[Page and application data records]
* * * * *

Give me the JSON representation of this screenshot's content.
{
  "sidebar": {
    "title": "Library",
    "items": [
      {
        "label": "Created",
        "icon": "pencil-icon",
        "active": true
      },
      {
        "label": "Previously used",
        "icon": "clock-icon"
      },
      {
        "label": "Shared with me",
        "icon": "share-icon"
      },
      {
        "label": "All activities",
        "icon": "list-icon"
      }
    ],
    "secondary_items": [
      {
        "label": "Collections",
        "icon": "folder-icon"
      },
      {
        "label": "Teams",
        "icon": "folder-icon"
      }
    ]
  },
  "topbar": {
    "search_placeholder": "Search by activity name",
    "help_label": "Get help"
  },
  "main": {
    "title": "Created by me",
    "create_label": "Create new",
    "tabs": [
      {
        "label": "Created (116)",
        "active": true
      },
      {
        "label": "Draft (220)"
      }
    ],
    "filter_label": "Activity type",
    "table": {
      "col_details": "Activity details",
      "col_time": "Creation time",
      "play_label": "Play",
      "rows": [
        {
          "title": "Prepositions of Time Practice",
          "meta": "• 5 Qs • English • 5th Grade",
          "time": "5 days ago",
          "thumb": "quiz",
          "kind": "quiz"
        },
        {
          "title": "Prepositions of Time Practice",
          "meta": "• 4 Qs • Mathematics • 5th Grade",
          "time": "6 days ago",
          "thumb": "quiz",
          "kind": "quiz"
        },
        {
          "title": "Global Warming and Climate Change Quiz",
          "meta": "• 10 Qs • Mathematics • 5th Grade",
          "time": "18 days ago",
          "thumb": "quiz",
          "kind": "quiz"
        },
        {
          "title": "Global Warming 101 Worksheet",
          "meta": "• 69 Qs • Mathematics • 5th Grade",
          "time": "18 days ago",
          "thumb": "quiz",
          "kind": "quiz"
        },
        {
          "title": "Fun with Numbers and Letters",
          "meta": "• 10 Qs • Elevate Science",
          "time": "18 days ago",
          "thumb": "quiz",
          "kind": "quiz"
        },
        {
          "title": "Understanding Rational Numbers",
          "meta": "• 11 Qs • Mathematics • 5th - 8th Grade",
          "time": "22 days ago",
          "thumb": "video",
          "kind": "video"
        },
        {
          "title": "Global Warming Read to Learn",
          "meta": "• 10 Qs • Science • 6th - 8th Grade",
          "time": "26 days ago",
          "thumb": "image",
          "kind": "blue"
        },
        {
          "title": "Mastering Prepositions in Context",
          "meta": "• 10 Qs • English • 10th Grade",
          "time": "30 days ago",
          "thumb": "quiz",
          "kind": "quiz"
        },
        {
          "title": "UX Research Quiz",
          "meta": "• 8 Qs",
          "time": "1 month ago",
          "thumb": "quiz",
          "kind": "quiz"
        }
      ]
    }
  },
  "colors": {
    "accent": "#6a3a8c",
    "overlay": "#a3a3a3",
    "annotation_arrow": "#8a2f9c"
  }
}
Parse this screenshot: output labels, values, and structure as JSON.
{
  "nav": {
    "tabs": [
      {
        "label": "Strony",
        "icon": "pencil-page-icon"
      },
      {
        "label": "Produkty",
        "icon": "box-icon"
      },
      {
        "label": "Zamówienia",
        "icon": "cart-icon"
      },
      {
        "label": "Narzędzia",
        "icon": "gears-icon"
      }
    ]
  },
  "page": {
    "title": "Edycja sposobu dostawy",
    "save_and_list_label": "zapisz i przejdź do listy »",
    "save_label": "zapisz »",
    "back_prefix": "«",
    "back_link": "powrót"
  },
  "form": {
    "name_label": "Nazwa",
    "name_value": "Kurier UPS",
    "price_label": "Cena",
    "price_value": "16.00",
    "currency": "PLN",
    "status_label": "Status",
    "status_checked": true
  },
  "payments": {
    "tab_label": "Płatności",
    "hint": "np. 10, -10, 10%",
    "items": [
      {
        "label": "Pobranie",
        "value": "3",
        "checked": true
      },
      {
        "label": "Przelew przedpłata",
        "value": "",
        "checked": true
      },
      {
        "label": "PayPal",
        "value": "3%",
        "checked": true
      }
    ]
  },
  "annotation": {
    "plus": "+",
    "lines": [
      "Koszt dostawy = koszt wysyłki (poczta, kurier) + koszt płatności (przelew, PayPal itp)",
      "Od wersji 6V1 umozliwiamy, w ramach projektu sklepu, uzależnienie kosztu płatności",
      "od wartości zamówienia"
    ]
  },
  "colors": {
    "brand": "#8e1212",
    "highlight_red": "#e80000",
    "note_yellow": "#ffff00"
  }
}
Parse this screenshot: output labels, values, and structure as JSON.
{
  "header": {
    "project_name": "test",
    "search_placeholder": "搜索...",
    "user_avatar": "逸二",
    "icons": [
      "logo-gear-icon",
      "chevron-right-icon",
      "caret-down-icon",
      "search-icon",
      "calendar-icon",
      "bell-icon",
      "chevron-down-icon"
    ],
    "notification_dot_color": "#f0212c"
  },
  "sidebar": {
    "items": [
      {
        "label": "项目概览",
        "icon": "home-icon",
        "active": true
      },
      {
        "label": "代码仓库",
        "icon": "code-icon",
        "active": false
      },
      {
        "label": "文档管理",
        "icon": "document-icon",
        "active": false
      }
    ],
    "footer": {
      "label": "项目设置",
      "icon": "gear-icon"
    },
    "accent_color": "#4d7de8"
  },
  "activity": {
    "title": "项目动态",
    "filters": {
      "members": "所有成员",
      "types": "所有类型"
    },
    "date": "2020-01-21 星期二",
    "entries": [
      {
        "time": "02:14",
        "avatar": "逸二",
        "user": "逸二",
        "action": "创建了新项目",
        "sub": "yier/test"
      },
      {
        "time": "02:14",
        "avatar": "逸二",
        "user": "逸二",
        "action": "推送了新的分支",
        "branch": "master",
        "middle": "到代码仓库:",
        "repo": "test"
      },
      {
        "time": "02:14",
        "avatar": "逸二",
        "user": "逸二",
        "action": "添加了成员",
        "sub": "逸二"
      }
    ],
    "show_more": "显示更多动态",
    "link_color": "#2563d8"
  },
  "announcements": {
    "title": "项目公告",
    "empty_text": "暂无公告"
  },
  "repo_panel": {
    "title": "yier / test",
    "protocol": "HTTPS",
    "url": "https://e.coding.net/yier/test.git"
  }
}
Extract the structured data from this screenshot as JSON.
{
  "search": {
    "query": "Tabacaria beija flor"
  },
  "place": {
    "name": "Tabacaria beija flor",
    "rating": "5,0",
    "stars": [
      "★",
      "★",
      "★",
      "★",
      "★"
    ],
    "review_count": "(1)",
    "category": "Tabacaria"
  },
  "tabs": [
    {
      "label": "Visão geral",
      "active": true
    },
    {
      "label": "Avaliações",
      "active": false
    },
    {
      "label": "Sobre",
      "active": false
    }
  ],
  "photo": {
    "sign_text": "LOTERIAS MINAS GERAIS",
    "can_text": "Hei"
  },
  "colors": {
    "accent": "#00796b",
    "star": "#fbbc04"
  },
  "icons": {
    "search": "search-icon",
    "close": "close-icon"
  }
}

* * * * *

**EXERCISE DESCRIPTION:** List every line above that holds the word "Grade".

**EXPECTED ANSWER:**
          "meta": "• 5 Qs • English • 5th Grade",
          "meta": "• 4 Qs • Mathematics • 5th Grade",
          "meta": "• 10 Qs • Mathematics • 5th Grade",
          "meta": "• 69 Qs • Mathematics • 5th Grade",
          "meta": "• 11 Qs • Mathematics • 5th - 8th Grade",
          "meta": "• 10 Qs • Science • 6th - 8th Grade",
          "meta": "• 10 Qs • English • 10th Grade",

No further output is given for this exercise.